Why do we, as a tech-consuming public, enjoy and play video games in the capacity that we do? The appeal is something a little deeper than the simple fact that they are a fun diversion, an enjoyable hobby. With video games, like very few other media in this modern age, you are literally a part of the story. You are able to act out the events of the narrative in real-time, and are able to have an effect on the outcome of the story in which you are a character. As well, you are able to do things in video games that are the stuff of dreams in the real world. You can slay dragons, fight off an offending alien horde, even create life from the single-celled organism through space-faring civilization. Indeed, the only limitations to how far you can go with games should be (at least in theory) the imaginations of the programmers.
For years now, video game developers have been able to render and develop photo-real environments, everything from cars to buildings to infrastructure and everything in-between.
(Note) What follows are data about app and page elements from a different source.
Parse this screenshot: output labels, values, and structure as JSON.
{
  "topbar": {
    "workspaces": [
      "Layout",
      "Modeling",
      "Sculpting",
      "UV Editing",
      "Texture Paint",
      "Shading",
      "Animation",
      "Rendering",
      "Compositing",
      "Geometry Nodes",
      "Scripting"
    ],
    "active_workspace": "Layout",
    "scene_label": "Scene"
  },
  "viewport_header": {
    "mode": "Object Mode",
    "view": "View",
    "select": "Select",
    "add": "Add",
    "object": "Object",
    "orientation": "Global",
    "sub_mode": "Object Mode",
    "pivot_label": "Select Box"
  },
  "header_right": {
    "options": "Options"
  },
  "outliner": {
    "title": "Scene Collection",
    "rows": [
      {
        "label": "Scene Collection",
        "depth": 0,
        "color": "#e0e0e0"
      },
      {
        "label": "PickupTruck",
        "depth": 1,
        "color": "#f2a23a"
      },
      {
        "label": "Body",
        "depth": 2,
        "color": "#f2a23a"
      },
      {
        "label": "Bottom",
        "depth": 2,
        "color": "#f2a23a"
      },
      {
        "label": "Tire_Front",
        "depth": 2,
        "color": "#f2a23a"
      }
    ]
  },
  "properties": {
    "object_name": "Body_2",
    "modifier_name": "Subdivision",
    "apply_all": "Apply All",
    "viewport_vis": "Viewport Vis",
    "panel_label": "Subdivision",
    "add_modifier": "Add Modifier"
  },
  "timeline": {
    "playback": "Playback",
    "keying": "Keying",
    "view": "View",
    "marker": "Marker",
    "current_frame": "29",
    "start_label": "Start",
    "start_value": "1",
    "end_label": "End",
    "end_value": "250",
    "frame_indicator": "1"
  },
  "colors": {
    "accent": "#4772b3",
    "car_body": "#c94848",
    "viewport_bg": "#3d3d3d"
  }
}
As well, human movement as well as response to environmental stimuli can be accurately rendered. However, the performance capture of facial expressions has been lagging, as it has never really been an integral aspect of gameplay. Until now, that is. Rockstar Games has, with the upcoming title LA Noire, developed a technique known as MotionScan. This process utilizes 32 strategically-placed cameras that surround an actor in order to accurately capture genuine facial expression. An overview of this technology, as well as its in-game applications, can be found here.